Problem statement ->
In the entries below, find the string "Application" and return each line holding it.

Website and app data records ->
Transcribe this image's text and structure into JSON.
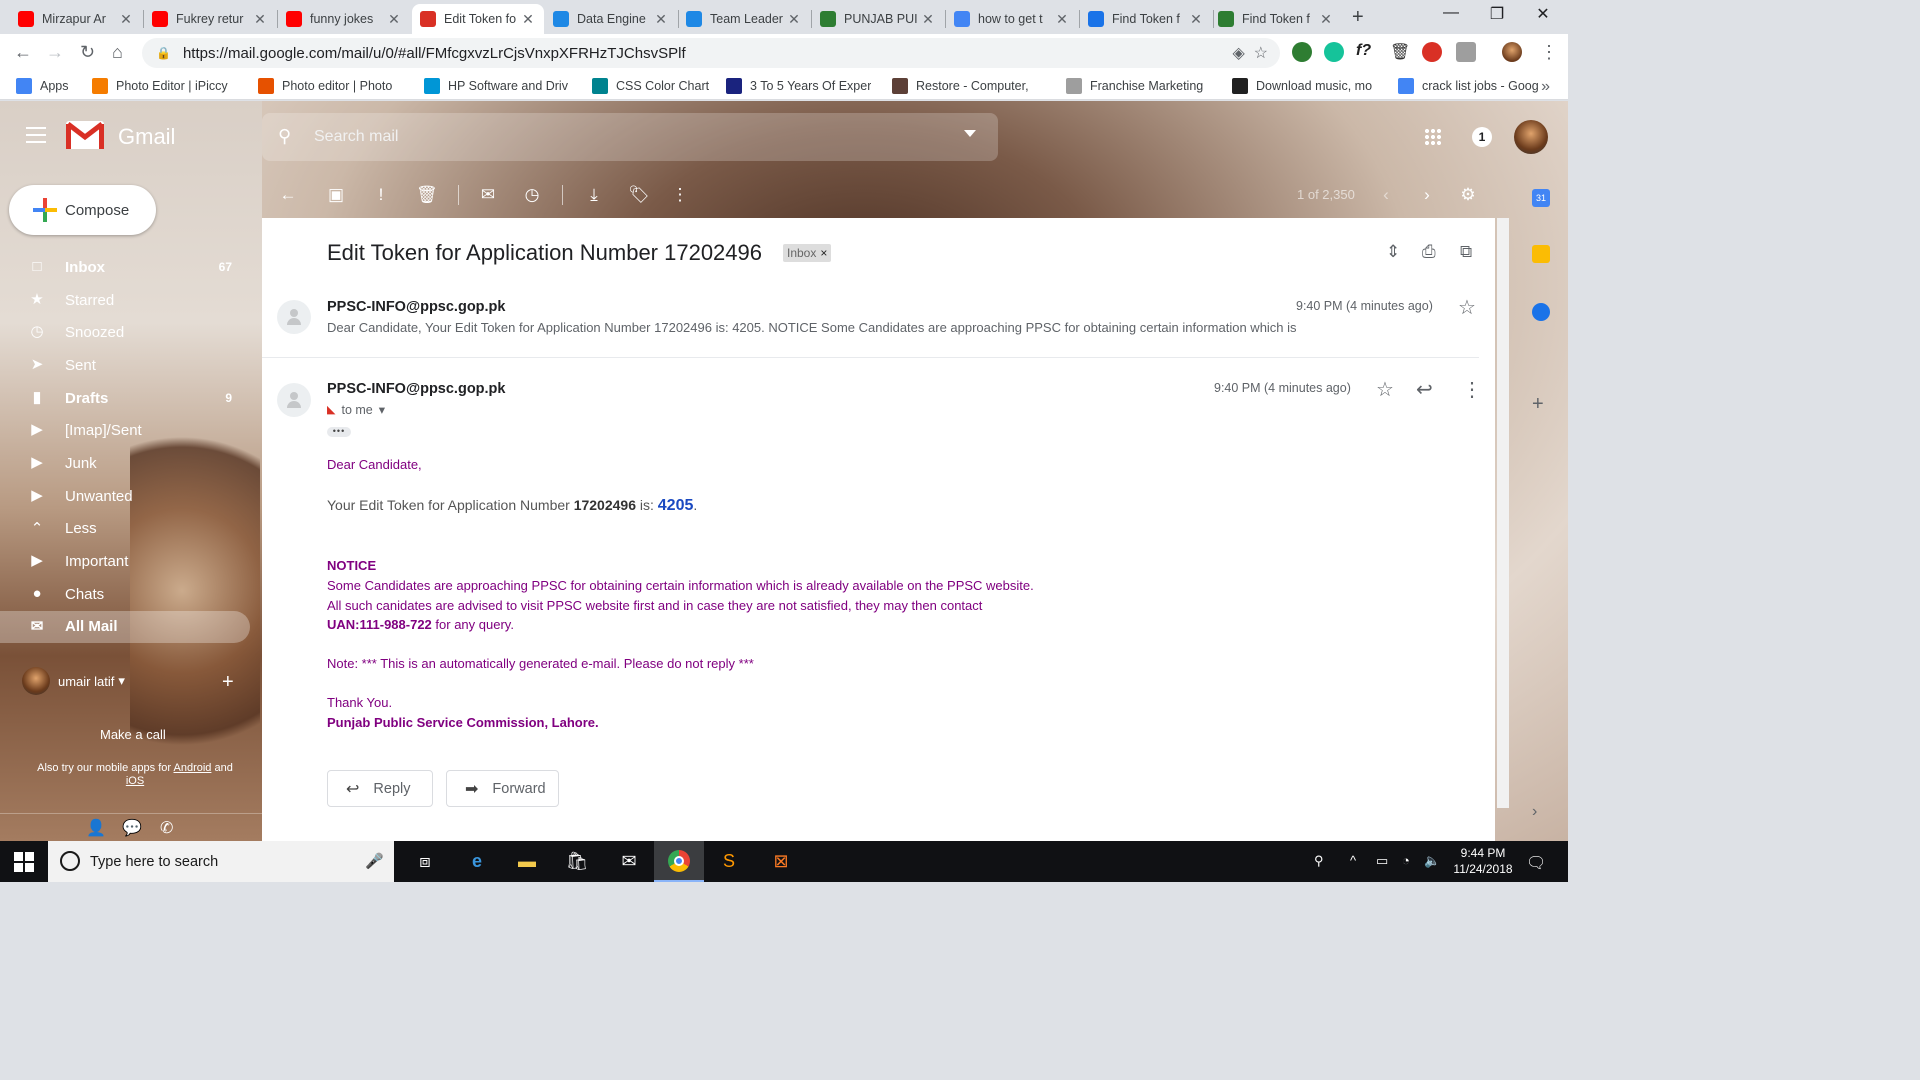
{
  "browser": {
    "tabs": [
      {
        "label": "Mirzapur Ar",
        "icon": "youtube-icon",
        "color": "#ff0000"
      },
      {
        "label": "Fukrey retur",
        "icon": "youtube-icon",
        "color": "#ff0000"
      },
      {
        "label": "funny jokes",
        "icon": "youtube-icon",
        "color": "#ff0000"
      },
      {
        "label": "Edit Token fo",
        "icon": "gmail-icon",
        "color": "#d93025",
        "active": true
      },
      {
        "label": "Data Engine",
        "icon": "b-icon",
        "color": "#1e88e5"
      },
      {
        "label": "Team Leader",
        "icon": "b-icon",
        "color": "#1e88e5"
      },
      {
        "label": "PUNJAB PUI",
        "icon": "ppsc-icon",
        "color": "#2e7d32"
      },
      {
        "label": "how to get t",
        "icon": "google-icon",
        "color": "#4285f4"
      },
      {
        "label": "Find Token f",
        "icon": "dot-icon",
        "color": "#1a73e8"
      },
      {
        "label": "Find Token f",
        "icon": "ppsc-icon",
        "color": "#2e7d32"
      }
    ],
    "new_tab": "+",
    "url": "https://mail.google.com/mail/u/0/#all/FMfcgxvzLrCjsVnxpXFRHzTJChsvSPlf",
    "bookmarks": [
      {
        "label": "Apps",
        "color": "#4285f4"
      },
      {
        "label": "Photo Editor | iPiccy",
        "color": "#f57c00"
      },
      {
        "label": "Photo editor | Photo",
        "color": "#e65100"
      },
      {
        "label": "HP Software and Driv",
        "color": "#0096d6"
      },
      {
        "label": "CSS Color Chart",
        "color": "#00838f"
      },
      {
        "label": "3 To 5 Years Of Exper",
        "color": "#1a237e"
      },
      {
        "label": "Restore - Computer, ",
        "color": "#5d4037"
      },
      {
        "label": "Franchise Marketing",
        "color": "#9e9e9e"
      },
      {
        "label": "Download music, mo",
        "color": "#212121"
      },
      {
        "label": "crack list jobs - Goog",
        "color": "#4285f4"
      }
    ],
    "bookmarks_more": "»"
  },
  "gmail": {
    "title": "Gmail",
    "search_placeholder": "Search mail",
    "notifications": "1",
    "compose_label": "Compose",
    "nav": [
      {
        "label": "Inbox",
        "count": "67",
        "icon": "□",
        "bold": true
      },
      {
        "label": "Starred",
        "count": "",
        "icon": "★"
      },
      {
        "label": "Snoozed",
        "count": "",
        "icon": "◷"
      },
      {
        "label": "Sent",
        "count": "",
        "icon": "➤"
      },
      {
        "label": "Drafts",
        "count": "9",
        "icon": "▮",
        "bold": true
      },
      {
        "label": "[Imap]/Sent",
        "count": "",
        "icon": "▶"
      },
      {
        "label": "Junk",
        "count": "",
        "icon": "▶"
      },
      {
        "label": "Unwanted",
        "count": "",
        "icon": "▶"
      },
      {
        "label": "Less",
        "count": "",
        "icon": "⌃"
      },
      {
        "label": "Important",
        "count": "",
        "icon": "▶"
      },
      {
        "label": "Chats",
        "count": "",
        "icon": "●"
      },
      {
        "label": "All Mail",
        "count": "",
        "icon": "✉",
        "selected": true
      }
    ],
    "hangouts_user": "umair latif",
    "make_call": "Make a call",
    "also_try": "Also try our mobile apps for",
    "android": "Android",
    "and": "and",
    "ios": "iOS",
    "message_count": "1 of 2,350"
  },
  "thread": {
    "subject": "Edit Token for Application Number 17202496",
    "label": "Inbox",
    "messages": [
      {
        "sender": "PPSC-INFO@ppsc.gop.pk",
        "time": "9:40 PM (4 minutes ago)",
        "snippet": "Dear Candidate, Your Edit Token for Application Number 17202496 is: 4205. NOTICE Some Candidates are approaching PPSC for obtaining certain information which is"
      },
      {
        "sender": "PPSC-INFO@ppsc.gop.pk",
        "time": "9:40 PM (4 minutes ago)",
        "to": "to me"
      }
    ],
    "body": {
      "greeting": "Dear Candidate,",
      "token_prefix": "Your Edit Token for Application Number ",
      "app_number": "17202496",
      "token_mid": " is: ",
      "token": "4205",
      "token_suffix": ".",
      "notice_title": "NOTICE",
      "notice_1": "Some Candidates are approaching PPSC for obtaining certain information which is already available on the PPSC website.",
      "notice_2": "All such canidates are advised to visit PPSC website first and in case they are not satisfied, they may then contact",
      "uan": "UAN:111-988-722",
      "uan_suffix": " for any query.",
      "note": "Note: *** This is an automatically generated e-mail. Please do not reply ***",
      "thanks": "Thank You.",
      "org": "Punjab Public Service Commission, Lahore."
    },
    "reply_label": "Reply",
    "forward_label": "Forward"
  },
  "taskbar": {
    "search_placeholder": "Type here to search",
    "time": "9:44 PM",
    "date": "11/24/2018"
  }
}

Finished task ->
    "subject": "Edit Token for Application Number 17202496",
        "snippet": "Dear Candidate, Your Edit Token for Application Number 17202496 is: 4205. NOTICE Some Candidates are approaching PPSC for obtaining certain information which is"
      "token_prefix": "Your Edit Token for Application Number ",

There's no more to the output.